Wash them! You should launder your reusable bags often to keep them clean and prevent germs from accumulating. Wash them as regularly as you would your towels. Consider designating specific bags for grocery shopping and others for gym clothes, diapers, etc.
What can I do if I cannot afford reusable bags?
DOEE partners with a number of grocery and drug stores, District Government agencies, Council offices, and various community service organizations to give away tens of thousands of bags to low-income and senior District residents.
You can also bring disposable bags back to the store or restaurant and reuse them, avoiding the fee and receiving a credit on your bill at participating businesses. Finally, if you shop with a rolling cart that you bring from home, consider asking the cashier to put your groceries directly in the cart without bagging them.
If you are a District resident in need of reusable bags, please contact Kate Judson at 202-407-1277. Kate will be happy to provide you with a DOEE reusable bag.
Does the Bag Law also change the type of disposable bags that I will receive when I buy something?
Yes. Under the Anacostia River Clean Up and Protection Act, businesses that sell food or alcohol may only sell or distribute recyclable plastic bags made from #2 or #4 polyethylene, and the bags must be printed with a phrase that encourages recycling (such as “Please recycle this bag.”). If the business sells or distributes paper bags, these must also be recyclable, contain a minimum of 40 percent post-consumer recycled content, and be printed with a phrase that encourages recycling.
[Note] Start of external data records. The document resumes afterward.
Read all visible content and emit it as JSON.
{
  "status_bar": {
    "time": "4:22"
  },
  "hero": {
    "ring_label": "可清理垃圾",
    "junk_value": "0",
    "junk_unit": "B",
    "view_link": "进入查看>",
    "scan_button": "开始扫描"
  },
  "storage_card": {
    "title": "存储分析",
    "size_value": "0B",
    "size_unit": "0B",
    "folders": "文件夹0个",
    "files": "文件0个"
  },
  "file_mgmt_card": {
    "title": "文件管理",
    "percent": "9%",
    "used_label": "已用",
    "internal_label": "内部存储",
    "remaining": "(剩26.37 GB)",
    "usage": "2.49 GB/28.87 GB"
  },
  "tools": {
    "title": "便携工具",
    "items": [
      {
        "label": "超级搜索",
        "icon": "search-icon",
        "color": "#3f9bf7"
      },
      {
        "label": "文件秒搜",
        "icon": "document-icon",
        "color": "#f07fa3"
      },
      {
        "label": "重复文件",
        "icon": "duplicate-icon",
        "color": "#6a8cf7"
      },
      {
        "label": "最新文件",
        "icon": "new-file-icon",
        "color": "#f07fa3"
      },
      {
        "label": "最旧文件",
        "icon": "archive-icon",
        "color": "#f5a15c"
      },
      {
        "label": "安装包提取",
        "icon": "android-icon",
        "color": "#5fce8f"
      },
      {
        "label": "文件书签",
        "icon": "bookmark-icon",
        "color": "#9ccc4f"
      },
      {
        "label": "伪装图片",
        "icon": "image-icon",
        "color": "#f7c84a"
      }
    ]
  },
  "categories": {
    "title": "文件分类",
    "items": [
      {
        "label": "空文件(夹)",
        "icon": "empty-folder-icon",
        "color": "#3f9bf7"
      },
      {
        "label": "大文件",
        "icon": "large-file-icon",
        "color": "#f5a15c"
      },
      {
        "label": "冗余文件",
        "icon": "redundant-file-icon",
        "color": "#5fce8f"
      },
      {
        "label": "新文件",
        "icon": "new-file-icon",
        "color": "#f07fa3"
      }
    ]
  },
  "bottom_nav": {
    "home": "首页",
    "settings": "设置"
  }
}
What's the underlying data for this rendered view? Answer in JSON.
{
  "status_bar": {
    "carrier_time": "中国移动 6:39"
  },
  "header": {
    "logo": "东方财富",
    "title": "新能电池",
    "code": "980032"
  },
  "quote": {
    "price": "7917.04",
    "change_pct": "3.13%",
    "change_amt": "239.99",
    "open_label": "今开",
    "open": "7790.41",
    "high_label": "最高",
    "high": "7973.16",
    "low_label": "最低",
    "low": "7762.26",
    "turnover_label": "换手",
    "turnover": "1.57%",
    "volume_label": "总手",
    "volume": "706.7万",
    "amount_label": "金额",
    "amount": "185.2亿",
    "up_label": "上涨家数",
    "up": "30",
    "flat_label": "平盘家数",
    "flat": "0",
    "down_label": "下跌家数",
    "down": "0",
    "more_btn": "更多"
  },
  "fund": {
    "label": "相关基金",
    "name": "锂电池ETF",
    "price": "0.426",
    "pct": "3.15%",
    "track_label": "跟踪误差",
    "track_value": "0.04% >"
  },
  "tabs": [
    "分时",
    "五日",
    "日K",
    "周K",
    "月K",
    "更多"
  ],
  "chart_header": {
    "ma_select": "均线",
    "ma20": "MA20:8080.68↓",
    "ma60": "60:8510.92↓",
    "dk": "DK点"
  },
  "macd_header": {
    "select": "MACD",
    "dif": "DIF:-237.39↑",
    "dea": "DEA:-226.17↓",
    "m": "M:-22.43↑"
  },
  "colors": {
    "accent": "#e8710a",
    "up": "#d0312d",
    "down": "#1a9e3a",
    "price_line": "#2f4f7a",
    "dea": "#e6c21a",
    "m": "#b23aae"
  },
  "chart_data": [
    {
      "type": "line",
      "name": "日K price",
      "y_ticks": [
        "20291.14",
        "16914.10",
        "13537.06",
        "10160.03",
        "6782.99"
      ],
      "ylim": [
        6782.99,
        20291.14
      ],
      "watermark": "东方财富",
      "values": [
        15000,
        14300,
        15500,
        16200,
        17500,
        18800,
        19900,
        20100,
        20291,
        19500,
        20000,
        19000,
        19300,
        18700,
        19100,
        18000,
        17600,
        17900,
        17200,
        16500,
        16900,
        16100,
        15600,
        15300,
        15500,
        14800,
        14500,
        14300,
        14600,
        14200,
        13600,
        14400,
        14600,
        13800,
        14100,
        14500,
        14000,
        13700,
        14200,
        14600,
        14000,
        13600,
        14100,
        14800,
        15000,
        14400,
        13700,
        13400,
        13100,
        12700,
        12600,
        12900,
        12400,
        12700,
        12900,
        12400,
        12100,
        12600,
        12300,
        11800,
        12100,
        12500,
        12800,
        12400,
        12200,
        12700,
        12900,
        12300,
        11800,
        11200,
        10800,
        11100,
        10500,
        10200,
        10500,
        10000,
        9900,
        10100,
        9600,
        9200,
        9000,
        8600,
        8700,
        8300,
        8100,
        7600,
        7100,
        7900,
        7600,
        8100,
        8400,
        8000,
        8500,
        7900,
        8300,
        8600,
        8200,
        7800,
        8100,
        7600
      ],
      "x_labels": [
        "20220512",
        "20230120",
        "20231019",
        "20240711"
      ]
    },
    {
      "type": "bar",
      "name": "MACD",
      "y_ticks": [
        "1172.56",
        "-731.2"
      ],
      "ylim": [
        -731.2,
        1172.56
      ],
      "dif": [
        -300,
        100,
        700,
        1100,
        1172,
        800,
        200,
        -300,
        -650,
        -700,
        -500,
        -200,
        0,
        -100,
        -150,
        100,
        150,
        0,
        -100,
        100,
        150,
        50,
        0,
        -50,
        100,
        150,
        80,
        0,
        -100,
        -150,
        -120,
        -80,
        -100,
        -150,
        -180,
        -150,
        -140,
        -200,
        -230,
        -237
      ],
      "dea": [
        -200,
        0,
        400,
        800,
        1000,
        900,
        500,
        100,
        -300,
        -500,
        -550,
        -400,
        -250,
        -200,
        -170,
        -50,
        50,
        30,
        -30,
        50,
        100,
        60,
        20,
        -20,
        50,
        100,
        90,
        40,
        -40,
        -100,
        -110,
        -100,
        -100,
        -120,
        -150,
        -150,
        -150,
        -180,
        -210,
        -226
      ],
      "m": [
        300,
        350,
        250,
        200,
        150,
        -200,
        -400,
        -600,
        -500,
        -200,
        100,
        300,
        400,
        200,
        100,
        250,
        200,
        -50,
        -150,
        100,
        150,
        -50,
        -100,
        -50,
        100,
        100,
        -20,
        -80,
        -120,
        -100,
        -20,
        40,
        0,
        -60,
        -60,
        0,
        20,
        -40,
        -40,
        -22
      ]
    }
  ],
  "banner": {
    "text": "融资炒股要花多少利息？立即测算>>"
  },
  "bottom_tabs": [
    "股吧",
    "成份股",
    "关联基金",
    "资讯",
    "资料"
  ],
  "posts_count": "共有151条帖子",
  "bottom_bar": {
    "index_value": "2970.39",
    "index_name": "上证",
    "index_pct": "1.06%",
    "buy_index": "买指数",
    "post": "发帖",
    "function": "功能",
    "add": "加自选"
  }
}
For a full list of the material and labeling requirements, please review the summary of the District’s carryout bag requirements.
|A bag’s recycling phrase is measured to determine whether the bags meet the labeling requirements of the law|
Are some paper or plastic bags exempt from the 5-cent fee?
The fee is designed to cover disposable paper and plastic carryout bags you receive at the register at businesses that sell food or alcohol; however, there are some exemptions. Bags used solely to hold the following items are not subject to the fee:
- Bulk items, such as produce, nuts, grains and candy
- Frozen foods, meat and fish
- Flowers, potted plants or other items where dampness may be a concern
- Small bakery goods
- Prescription drugs
- Small hardware items, such as individual nails, screws, nuts and bolts
- A partially-consumed bottle of wine at a restaurant
- Trash, pet and yard waste (when sold in a box of multiple bags)
- Dry cleaning
- Paper bags to take food home from a restaurant that has seating
Do restaurants have an exemption for paper bags?
Restaurants with seating are not required to charge five cents for paper bags only. Plastic bags are NOT exempt at restaurants. Food courts and fast-food restaurants are also included in this group and are exempt from the paper bag fee.
The paper bag exemption applies only to food items. If a restaurant sells a nonfood item, such as a CD, mug, hat or shirt, the restaurant is required to charge five cents for the paper bag or the plastic bag.
All other retail establishments that sell food or alcohol are required to charge $.05 for both paper and plastic bags.
How does DOEE use the fees collected from businesses?
The majority of the proceeds from the carryout bag fee go into the new Anacostia River Clean Up and Protection Fund. The retail establishment keeps one cent from the 5 cent fee for each bag. If the business also offers a bag credit program (giving you a 5 cent credit for bringing your own bag), it keeps an additional one cent of the fees it collects.
DOEE administers this fund and uses it to clean and protect the Anacostia and other local waterways. In addition, DOEE uses the fund to provide reusable bags to residents, fund watershed education projects, and conduct public education campaigns about the impact of trash on the District’s environmental health. Proceeds from the Anacostia River commemorative license plate and DC income-tax contributions also go into the fund.
The Alice Ferguson Foundation created an anti-littering campaign on behalf of DDOE through Bag Law funds.